Could the Parliamentary Secretary to the Board of Trade tell us precisely what is to happen to the 600 jobs which we have been promised? As we pointed out a few weeks ago, while we welcomed that promise, the Government is really only tinkering with the problem. We can look back six or eight months when there was a by-election in my constituency, and the President of the Board of Trade showed some interest in the area. Following the by-election we understood that the matter would be examined. It is true that both the President and the Parliamentary Secretary visited the south-east of Northumberland. Some of the visits were considerably shorter than others and, while the Parliamentary Secretary has assured me that he was very well received, the people of the area are very doubtful about the value of the visit, squeezed into the half-hour before lunch time. I do not want to be unfair, but I think that thirty minutes to an hour and a half would have covered the extent of this visit.

We are thinking of the areas of highest unemployment and what they are looking for is not only additional jobs, but a diversification of jobs; and that means a diversification of industry. For too long we have been dependant on single industries and in the Midlands and the South, the Government, when it still claimed that we were an affluent society, told us that there were more jobs than people requiring them; but that was not so in the areas I have mentioned. This is a question of assisting the country as a whole, and not merely the area I have mentioned, or even Northumberland as a whole.

One of the reasons we have run into this type of crisis is not that we are facing an economic crisis as a nation, but that we are facing an economic crisis created by the type of policies which this Government have been carrying on for the last ten years. West Germany has been cited as an example to many of us in the industrial areas of this country. The unemployment rate in that country at the moment is running at about ½ per cent., I believe. Had the President of the Board of Trade and had his Department been able to divert and attract industries to the south-east of Northumberland and into areas of high unemployment the country might have reached a similar position, and we could have produced similar figures of employment, and that would have given us in production the difference between what now is an economic crisis and a certain amount of fluency in the industrial position.
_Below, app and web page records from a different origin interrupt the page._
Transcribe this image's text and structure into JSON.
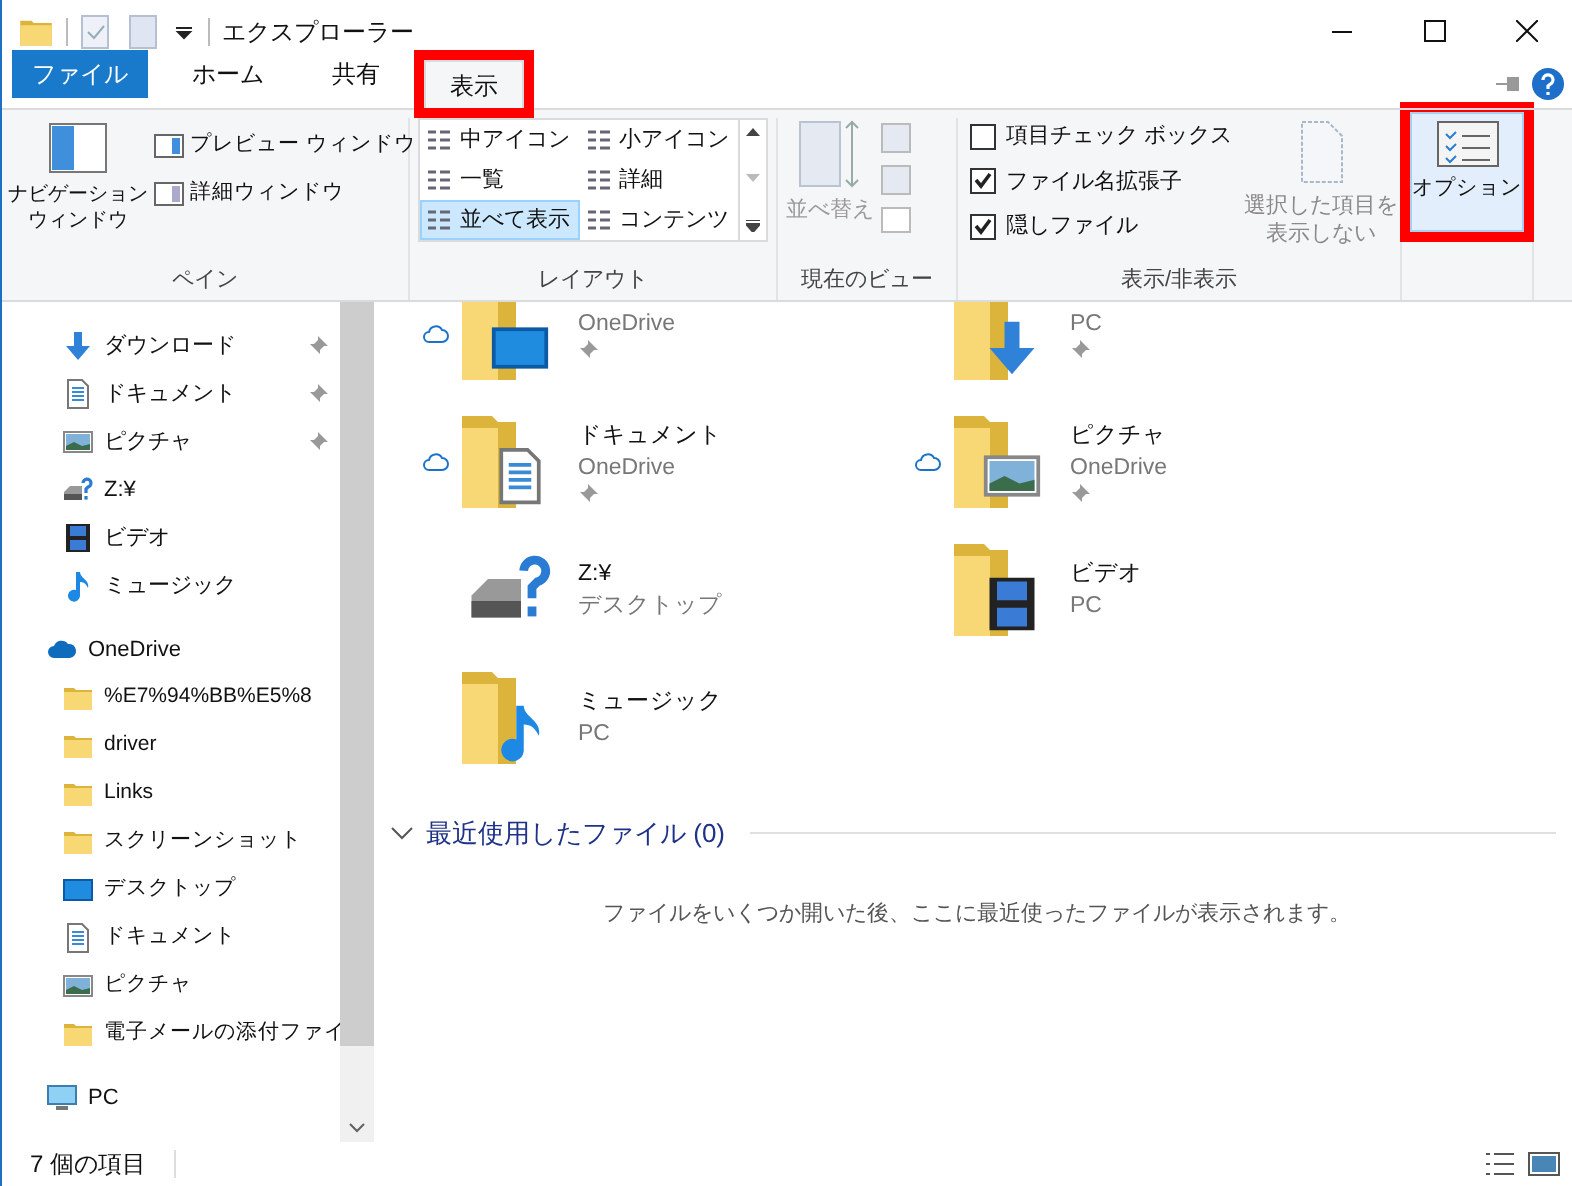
{
  "window": {
    "title": "エクスプローラー"
  },
  "tabs": [
    {
      "label": "ファイル",
      "kind": "file",
      "selected": false,
      "highlighted": false
    },
    {
      "label": "ホーム",
      "kind": "tab",
      "selected": false,
      "highlighted": false
    },
    {
      "label": "共有",
      "kind": "tab",
      "selected": false,
      "highlighted": false
    },
    {
      "label": "表示",
      "kind": "tab",
      "selected": true,
      "highlighted": true
    }
  ],
  "ribbon": {
    "pane": {
      "label": "ペイン",
      "nav_lines": [
        "ナビゲーション",
        "ウィンドウ"
      ],
      "buttons": [
        "プレビュー ウィンドウ",
        "詳細ウィンドウ"
      ]
    },
    "layout": {
      "label": "レイアウト",
      "items": [
        {
          "label": "中アイコン",
          "selected": false
        },
        {
          "label": "小アイコン",
          "selected": false
        },
        {
          "label": "一覧",
          "selected": false
        },
        {
          "label": "詳細",
          "selected": false
        },
        {
          "label": "並べて表示",
          "selected": true
        },
        {
          "label": "コンテンツ",
          "selected": false
        }
      ]
    },
    "current_view": {
      "label": "現在のビュー",
      "sort": "並べ替え",
      "disabled": true
    },
    "show_hide": {
      "label": "表示/非表示",
      "checks": [
        {
          "label": "項目チェック ボックス",
          "checked": false
        },
        {
          "label": "ファイル名拡張子",
          "checked": true
        },
        {
          "label": "隠しファイル",
          "checked": true
        }
      ],
      "hide_lines": [
        "選択した項目を",
        "表示しない"
      ],
      "hide_disabled": true
    },
    "options": {
      "label": "オプション",
      "highlighted": true
    }
  },
  "sidebar": {
    "items": [
      {
        "label": "ダウンロード",
        "kind": "download",
        "pinned": true
      },
      {
        "label": "ドキュメント",
        "kind": "document",
        "pinned": true
      },
      {
        "label": "ピクチャ",
        "kind": "picture",
        "pinned": true
      },
      {
        "label": "Z:¥",
        "kind": "drive",
        "pinned": false
      },
      {
        "label": "ビデオ",
        "kind": "video",
        "pinned": false
      },
      {
        "label": "ミュージック",
        "kind": "music",
        "pinned": false
      },
      {
        "label": "OneDrive",
        "kind": "cloud",
        "children": [
          {
            "label": "%E7%94%BB%E5%8",
            "kind": "folder"
          },
          {
            "label": "driver",
            "kind": "folder"
          },
          {
            "label": "Links",
            "kind": "folder"
          },
          {
            "label": "スクリーンショット",
            "kind": "folder"
          },
          {
            "label": "デスクトップ",
            "kind": "desktop"
          },
          {
            "label": "ドキュメント",
            "kind": "document"
          },
          {
            "label": "ピクチャ",
            "kind": "picture"
          },
          {
            "label": "電子メールの添付ファイ",
            "kind": "folder"
          }
        ]
      },
      {
        "label": "PC",
        "kind": "pc"
      }
    ]
  },
  "tiles": [
    {
      "location": "OneDrive",
      "kind": "desktop",
      "cloud": true,
      "pinned": true
    },
    {
      "location": "PC",
      "kind": "download",
      "cloud": false,
      "pinned": true
    },
    {
      "name": "ドキュメント",
      "location": "OneDrive",
      "kind": "document",
      "cloud": true,
      "pinned": true
    },
    {
      "name": "ピクチャ",
      "location": "OneDrive",
      "kind": "picture",
      "cloud": true,
      "pinned": true
    },
    {
      "name": "Z:¥",
      "location": "デスクトップ",
      "kind": "drive",
      "cloud": false,
      "pinned": false
    },
    {
      "name": "ビデオ",
      "location": "PC",
      "kind": "video",
      "cloud": false,
      "pinned": false
    },
    {
      "name": "ミュージック",
      "location": "PC",
      "kind": "music",
      "cloud": false,
      "pinned": false
    }
  ],
  "recent": {
    "title": "最近使用したファイル (0)",
    "expanded": true,
    "message": "ファイルをいくつか開いた後、ここに最近使ったファイルが表示されます。"
  },
  "status_bar": {
    "count": "7 個の項目"
  }
}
While I would indict not the Government but the policies which have created the crisis, the real villian of the piece, in my view, and in the view of the people I represent, is the President of the Board of Trade, because he has examined the problem; and I credit him with understanding the nature of the problem, and also on having the "know-how" to tackle and solve it. Where he is to be indicted by the people of areas like mine is in his failure to stand up to the Cabinet and to stand up to the Treasury to see that the location of industry became a major plank in the economic planning of the Government. It may be that till we get rid of the present Government we are not going to solve our problem, but, whether we like it or not, they still have a considerable time to run, and our people cannot afford to wait.

On this occasion which has been given to back benchers to voice the grievances of their constituents I would impress upon the President of the Board of Trade the necessity to tackle this problem not only in the interests of the people I represent, but in the interests of the country as a whole.